WHAT TO WORK ON: Restate every record that follows, keeping it exact.

SUPPLIED INFORMATION:

★ ★ ★ ★

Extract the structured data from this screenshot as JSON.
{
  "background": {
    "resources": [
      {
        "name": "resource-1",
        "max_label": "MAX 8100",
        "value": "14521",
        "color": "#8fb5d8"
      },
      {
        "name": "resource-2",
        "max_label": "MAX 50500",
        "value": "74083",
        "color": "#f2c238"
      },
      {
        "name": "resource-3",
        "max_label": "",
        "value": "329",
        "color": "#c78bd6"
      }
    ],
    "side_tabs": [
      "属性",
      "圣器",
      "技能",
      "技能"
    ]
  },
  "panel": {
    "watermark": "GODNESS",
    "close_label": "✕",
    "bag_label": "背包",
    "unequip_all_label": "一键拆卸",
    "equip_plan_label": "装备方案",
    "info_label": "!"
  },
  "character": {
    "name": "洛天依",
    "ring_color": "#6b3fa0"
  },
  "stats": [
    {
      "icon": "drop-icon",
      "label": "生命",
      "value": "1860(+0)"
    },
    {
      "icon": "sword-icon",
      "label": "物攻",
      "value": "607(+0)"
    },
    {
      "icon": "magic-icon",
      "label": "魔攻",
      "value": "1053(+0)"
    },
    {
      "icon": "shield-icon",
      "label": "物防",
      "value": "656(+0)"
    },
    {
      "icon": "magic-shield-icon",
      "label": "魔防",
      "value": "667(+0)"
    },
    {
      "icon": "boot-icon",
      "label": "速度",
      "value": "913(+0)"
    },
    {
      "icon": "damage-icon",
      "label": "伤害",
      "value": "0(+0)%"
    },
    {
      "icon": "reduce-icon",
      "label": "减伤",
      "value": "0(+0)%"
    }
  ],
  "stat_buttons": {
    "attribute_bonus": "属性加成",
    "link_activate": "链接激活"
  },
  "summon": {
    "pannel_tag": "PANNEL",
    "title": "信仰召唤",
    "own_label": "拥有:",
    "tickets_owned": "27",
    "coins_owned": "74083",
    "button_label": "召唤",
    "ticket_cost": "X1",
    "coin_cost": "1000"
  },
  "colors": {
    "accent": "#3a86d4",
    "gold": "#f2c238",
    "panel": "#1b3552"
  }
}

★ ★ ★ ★

SOLUTION TO THIS PROBLEM:
Extract the structured data from this screenshot as JSON.
{
  "background": {
    "resources": [
      {
        "name": "resource-1",
        "max_label": "MAX 8100",
        "value": "14521",
        "color": "#8fb5d8"
      },
      {
        "name": "resource-2",
        "max_label": "MAX 50500",
        "value": "74083",
        "color": "#f2c238"
      },
      {
        "name": "resource-3",
        "max_label": "",
        "value": "329",
        "color": "#c78bd6"
      }
    ],
    "side_tabs": [
      "属性",
      "圣器",
      "技能",
      "技能"
    ]
  },
  "panel": {
    "watermark": "GODNESS",
    "close_label": "✕",
    "bag_label": "背包",
    "unequip_all_label": "一键拆卸",
    "equip_plan_label": "装备方案",
    "info_label": "!"
  },
  "character": {
    "name": "洛天依",
    "ring_color": "#6b3fa0"
  },
  "stats": [
    {
      "icon": "drop-icon",
      "label": "生命",
      "value": "1860(+0)"
    },
    {
      "icon": "sword-icon",
      "label": "物攻",
      "value": "607(+0)"
    },
    {
      "icon": "magic-icon",
      "label": "魔攻",
      "value": "1053(+0)"
    },
    {
      "icon": "shield-icon",
      "label": "物防",
      "value": "656(+0)"
    },
    {
      "icon": "magic-shield-icon",
      "label": "魔防",
      "value": "667(+0)"
    },
    {
      "icon": "boot-icon",
      "label": "速度",
      "value": "913(+0)"
    },
    {
      "icon": "damage-icon",
      "label": "伤害",
      "value": "0(+0)%"
    },
    {
      "icon": "reduce-icon",
      "label": "减伤",
      "value": "0(+0)%"
    }
  ],
  "stat_buttons": {
    "attribute_bonus": "属性加成",
    "link_activate": "链接激活"
  },
  "summon": {
    "pannel_tag": "PANNEL",
    "title": "信仰召唤",
    "own_label": "拥有:",
    "tickets_owned": "27",
    "coins_owned": "74083",
    "button_label": "召唤",
    "ticket_cost": "X1",
    "coin_cost": "1000"
  },
  "colors": {
    "accent": "#3a86d4",
    "gold": "#f2c238",
    "panel": "#1b3552"
  }
}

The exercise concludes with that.